Before you jump to the step by step guide, make sure you read through our guide to rooting because it's not something you want to do before you fully understand what it's all about and the risks involved.
How to root Android devices: What is rooting?
Rooting an Android device is the process of gaining privileged or full control of the sub-system or operating system. This gives the users root access and hence why it is known as 'rooting'. It's a bit like having a VIP pass at a gig, you can go anywhere you like.
Rooting an Android smartphone or tablet is effectively the same as 'jailbreaking' an iPhone.
How to root Android devices: Why root a smartphone or tablet?
Even though Android is technically an open operating system, there are still limitations set by the manufacturer or even your network operator if the device isn't unlocked. This means there are some benefits to rooting your smartphone or tablet.
You might want to improve performance tweak settings, replace system applications or remove apps which have been forced upon you. There's also the face you'll be able install apps which you otherwise wouldn't be able to. We said it's like jailbreaking but it is different. Be aware that if you want to install an app from an unknown source, you can simply tick a box that allows you to in the settings menu – you don't have to root your device.

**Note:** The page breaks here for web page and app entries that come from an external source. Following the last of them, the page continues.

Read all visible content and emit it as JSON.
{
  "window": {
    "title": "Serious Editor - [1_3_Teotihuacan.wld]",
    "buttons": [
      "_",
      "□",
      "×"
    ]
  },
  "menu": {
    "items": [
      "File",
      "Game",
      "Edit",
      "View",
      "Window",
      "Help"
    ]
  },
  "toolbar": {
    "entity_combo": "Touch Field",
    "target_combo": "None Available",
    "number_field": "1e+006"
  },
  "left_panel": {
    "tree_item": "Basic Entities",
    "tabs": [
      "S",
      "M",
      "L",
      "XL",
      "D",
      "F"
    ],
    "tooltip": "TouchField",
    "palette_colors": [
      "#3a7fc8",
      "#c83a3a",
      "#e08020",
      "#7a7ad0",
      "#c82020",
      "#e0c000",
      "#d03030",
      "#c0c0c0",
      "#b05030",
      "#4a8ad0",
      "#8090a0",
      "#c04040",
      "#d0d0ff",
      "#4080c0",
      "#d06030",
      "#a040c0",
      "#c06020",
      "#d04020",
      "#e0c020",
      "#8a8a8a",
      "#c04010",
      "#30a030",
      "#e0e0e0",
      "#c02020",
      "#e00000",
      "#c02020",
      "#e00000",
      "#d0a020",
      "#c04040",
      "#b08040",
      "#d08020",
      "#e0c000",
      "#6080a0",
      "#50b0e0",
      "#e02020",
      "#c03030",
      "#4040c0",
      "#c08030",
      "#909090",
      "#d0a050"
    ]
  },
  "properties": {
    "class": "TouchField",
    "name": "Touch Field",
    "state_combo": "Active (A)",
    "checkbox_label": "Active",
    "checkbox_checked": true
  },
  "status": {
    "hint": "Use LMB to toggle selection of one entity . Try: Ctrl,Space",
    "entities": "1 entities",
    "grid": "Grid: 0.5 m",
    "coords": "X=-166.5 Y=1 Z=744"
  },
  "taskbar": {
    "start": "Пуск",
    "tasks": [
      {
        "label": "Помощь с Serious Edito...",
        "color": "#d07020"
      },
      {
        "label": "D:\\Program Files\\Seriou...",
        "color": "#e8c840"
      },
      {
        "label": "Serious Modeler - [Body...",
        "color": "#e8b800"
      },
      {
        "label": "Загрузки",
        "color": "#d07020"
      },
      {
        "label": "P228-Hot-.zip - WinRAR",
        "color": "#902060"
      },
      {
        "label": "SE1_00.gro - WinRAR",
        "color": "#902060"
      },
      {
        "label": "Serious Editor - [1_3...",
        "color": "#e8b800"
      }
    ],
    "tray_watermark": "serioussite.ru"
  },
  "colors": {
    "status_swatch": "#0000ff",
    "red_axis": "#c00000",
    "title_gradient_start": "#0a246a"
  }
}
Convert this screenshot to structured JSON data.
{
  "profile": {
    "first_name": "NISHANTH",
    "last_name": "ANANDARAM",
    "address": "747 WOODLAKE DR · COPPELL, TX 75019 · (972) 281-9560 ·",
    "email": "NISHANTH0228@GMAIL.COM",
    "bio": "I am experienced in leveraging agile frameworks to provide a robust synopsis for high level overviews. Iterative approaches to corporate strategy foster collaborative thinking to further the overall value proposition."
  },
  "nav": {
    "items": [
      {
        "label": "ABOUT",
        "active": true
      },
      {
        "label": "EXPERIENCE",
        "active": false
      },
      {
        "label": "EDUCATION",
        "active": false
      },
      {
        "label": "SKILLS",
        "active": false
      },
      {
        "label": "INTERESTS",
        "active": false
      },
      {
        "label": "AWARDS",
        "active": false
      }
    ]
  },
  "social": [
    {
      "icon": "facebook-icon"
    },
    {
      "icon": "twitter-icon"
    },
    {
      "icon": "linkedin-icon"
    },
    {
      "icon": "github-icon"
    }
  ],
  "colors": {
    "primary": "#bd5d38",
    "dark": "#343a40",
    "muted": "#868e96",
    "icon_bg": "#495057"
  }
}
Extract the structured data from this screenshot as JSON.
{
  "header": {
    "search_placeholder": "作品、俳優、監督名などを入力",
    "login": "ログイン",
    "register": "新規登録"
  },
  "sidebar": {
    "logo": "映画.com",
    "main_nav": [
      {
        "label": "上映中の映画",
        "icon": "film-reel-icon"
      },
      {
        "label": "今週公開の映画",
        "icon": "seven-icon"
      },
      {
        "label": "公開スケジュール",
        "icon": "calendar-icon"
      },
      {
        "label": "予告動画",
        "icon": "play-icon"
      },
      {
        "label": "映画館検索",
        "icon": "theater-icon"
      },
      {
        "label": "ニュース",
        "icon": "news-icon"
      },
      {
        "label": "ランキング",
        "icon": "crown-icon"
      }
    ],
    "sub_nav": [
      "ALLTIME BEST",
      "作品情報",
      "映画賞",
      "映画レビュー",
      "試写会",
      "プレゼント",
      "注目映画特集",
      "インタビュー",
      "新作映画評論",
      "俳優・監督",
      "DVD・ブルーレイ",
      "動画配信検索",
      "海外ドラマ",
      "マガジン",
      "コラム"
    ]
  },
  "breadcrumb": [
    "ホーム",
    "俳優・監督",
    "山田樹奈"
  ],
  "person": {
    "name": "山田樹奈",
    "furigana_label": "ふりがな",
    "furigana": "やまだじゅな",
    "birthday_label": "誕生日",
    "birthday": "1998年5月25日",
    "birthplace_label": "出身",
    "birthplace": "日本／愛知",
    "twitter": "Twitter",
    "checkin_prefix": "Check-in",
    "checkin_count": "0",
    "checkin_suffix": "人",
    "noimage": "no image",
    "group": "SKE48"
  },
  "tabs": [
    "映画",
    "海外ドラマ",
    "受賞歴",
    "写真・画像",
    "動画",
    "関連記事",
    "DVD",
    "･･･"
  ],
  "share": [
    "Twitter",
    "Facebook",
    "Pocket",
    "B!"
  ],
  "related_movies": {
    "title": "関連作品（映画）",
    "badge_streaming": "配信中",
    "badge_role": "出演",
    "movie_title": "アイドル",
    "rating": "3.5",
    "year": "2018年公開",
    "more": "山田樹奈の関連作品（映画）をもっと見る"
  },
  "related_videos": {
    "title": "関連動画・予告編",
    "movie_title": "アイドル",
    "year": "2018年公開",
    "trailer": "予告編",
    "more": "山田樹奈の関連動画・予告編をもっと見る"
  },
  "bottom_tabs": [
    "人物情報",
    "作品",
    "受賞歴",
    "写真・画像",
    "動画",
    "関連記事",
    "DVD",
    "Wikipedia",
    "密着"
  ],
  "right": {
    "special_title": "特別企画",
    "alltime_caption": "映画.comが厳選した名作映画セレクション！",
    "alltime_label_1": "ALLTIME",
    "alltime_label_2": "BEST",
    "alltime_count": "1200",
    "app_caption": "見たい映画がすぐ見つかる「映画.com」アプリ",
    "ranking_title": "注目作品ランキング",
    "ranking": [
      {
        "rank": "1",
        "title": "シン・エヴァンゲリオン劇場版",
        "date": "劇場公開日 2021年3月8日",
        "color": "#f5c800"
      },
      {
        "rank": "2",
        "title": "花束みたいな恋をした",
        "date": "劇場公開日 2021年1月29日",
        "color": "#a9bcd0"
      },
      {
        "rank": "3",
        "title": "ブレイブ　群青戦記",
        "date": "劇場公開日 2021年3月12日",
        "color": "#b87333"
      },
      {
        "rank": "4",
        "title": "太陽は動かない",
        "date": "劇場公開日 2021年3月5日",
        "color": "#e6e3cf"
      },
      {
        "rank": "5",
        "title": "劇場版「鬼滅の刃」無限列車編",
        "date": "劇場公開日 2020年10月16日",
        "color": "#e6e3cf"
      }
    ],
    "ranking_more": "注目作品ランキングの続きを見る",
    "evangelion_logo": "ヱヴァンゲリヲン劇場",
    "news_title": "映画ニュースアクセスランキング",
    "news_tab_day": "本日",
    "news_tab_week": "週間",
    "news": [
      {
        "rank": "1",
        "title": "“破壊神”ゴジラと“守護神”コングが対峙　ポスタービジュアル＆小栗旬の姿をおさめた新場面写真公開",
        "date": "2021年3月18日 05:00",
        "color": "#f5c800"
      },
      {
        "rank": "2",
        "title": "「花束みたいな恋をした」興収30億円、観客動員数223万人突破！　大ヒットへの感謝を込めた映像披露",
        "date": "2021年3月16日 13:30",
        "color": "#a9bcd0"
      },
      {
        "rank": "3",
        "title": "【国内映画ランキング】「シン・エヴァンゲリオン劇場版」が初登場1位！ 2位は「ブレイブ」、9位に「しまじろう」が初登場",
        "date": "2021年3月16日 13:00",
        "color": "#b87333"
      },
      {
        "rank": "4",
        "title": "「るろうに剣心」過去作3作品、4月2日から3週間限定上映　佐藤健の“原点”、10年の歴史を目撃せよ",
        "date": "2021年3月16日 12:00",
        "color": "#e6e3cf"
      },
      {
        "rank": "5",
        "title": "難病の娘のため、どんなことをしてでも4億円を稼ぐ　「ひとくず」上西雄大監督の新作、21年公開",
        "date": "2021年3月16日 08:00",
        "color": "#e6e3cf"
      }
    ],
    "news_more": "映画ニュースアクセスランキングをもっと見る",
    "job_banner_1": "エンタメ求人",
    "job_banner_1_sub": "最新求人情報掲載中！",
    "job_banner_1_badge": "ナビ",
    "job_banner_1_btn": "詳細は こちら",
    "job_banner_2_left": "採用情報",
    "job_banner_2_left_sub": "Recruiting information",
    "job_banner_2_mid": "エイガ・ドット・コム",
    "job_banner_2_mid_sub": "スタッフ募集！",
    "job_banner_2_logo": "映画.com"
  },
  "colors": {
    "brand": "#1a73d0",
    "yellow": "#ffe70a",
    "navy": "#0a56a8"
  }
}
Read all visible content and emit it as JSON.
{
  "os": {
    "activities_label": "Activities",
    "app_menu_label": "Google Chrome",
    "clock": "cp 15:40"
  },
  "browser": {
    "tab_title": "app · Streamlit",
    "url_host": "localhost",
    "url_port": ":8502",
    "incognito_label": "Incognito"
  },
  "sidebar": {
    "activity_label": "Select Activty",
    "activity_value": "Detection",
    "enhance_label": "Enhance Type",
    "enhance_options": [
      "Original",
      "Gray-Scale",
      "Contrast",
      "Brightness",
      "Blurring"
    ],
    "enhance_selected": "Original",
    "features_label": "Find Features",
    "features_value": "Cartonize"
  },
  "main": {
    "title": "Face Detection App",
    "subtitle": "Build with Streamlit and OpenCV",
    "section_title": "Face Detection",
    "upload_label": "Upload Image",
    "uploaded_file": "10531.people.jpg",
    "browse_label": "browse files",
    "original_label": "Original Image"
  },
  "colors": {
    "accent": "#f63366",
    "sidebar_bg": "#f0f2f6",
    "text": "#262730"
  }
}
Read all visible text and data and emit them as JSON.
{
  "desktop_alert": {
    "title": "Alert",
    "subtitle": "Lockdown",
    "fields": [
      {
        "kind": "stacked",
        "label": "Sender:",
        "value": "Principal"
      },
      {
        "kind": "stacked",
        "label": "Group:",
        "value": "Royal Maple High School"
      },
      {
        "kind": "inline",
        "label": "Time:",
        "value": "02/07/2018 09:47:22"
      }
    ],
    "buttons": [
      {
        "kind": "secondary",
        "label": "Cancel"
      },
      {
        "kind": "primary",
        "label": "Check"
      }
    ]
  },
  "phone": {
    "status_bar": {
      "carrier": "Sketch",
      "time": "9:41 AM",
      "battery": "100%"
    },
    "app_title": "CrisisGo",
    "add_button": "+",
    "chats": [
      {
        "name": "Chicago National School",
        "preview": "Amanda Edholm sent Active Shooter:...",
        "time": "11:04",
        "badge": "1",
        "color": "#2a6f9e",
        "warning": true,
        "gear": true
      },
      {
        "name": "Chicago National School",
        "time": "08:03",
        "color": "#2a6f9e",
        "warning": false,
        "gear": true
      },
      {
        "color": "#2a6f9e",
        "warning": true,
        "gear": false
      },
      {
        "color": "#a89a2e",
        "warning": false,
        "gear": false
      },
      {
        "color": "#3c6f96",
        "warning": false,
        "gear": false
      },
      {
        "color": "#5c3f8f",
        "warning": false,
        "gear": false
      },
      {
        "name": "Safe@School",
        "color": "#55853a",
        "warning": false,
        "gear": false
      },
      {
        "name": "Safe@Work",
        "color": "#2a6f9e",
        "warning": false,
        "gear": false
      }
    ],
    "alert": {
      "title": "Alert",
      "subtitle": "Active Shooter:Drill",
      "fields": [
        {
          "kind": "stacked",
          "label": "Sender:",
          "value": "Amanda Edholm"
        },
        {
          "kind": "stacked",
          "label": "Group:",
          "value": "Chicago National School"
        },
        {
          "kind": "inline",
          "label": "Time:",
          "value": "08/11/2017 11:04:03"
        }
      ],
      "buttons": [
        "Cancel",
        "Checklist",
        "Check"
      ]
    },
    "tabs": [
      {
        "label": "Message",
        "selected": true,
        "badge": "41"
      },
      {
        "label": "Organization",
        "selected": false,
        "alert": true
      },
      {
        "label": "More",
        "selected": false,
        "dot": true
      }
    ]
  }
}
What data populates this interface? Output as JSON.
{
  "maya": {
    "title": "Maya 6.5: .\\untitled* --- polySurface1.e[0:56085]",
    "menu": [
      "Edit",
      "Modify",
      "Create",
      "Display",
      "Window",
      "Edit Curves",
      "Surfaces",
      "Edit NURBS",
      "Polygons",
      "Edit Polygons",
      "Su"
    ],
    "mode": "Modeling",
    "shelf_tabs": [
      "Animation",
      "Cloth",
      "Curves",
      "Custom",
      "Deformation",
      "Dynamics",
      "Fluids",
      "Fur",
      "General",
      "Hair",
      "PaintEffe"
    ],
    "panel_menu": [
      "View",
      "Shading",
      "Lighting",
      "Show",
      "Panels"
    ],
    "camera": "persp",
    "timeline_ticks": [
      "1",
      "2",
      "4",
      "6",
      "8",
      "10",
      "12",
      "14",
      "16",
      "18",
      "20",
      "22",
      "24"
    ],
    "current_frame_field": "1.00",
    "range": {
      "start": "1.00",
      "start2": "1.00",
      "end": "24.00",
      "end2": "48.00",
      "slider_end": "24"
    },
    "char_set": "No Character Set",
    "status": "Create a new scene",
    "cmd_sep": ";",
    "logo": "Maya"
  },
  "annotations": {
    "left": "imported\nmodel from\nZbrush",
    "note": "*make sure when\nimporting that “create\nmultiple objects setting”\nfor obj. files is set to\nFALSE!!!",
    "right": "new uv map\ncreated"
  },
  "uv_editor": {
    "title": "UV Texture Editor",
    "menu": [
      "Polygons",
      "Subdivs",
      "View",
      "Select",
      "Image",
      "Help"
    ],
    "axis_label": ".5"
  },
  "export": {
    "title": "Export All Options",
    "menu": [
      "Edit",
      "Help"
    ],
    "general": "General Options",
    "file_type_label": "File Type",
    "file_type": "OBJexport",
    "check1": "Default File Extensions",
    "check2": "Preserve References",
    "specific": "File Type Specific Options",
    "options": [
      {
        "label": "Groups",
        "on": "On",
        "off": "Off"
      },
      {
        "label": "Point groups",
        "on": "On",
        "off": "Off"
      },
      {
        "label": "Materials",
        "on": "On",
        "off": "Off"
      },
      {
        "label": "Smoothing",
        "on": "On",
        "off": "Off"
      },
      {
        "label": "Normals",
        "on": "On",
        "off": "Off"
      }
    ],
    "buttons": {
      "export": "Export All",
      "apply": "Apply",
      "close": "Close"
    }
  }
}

Rooting also means you can replace the operating system, either with a newer version like Android 4.4 KitKat, a stock Nexus-type version (without user interfaces like Samsung's TouchWiz or HTC's Sense), or a customised version like CyanogenMod.
How to root Android devices: What are the risks?
It's really important that you are aware of the risks involved in rooting before you go tinkering. For starters, you're almost certainly going to void any warranty you have and that's not the worst of it.
You may find your device playing up, loss of functions or at the worst you totally brick it. This essentially means you've killed the device making it unusable. If you don't brick your Android device then you're likely to lower the level of security.
If you are going to install software or apps which aren't 'approved' then there is risk involved there. You've got to trust the developer that it won't bring any harm or brick to our device and it isn't malware.
How to root Android devices: Who should root?
Considering the risks involved with rooting our advice is that you should only do it on your device if you're confident with the technicalities and the process. If you're unsure about the whole thing then it's probably best to leave things well alone.
If you're keen to learn then perhaps buy an old and cheap phone to practice on before moving up to your main device. Also get someone to help you, if you have friends who know what they're on about in this area.
How to root Android devices: How do I do it?
Rooting your phone might seem like a scary thing to do but it’s actually quite simple and straight forward. There are a number of downloadable tools which will perform the root to choose from.
Rooting does vary from device to device so check out XDA for help and advice and Android Central's large list of devices. It's best to do a bit of research on your model before proceeding – check whether it's easy to reverse the process or not.
If you're happy with the risks and the process, then here's how to root your Android smartphone or tablet.
Backup your device. Just in case something does go wrong it’s best to backup to avoid losing important data such as contacts and media files.
Find, download and install your chosen rooting software. For our Motorola Atrix we used SuperOneClick.
Install the driver/software for the handset on your PC. Depending on the make and model this can sometimes be done by plugging the phone in via a USB cable or a download from the internet.
Enable USB debugging on your device. This can be done in the Development section of the Applications settings menu.
Connect thehandset to your PC with a USB cable.
Run your chosen rooting software and in most cases press the Root button. The software might ask you to select the device that you wish to root. Do so and click Continue.
The software will perform the rooting process which might involve several reboots of your device. If the rooting was successful you should receive a notification on your PC. You now have root access to your handset’s system.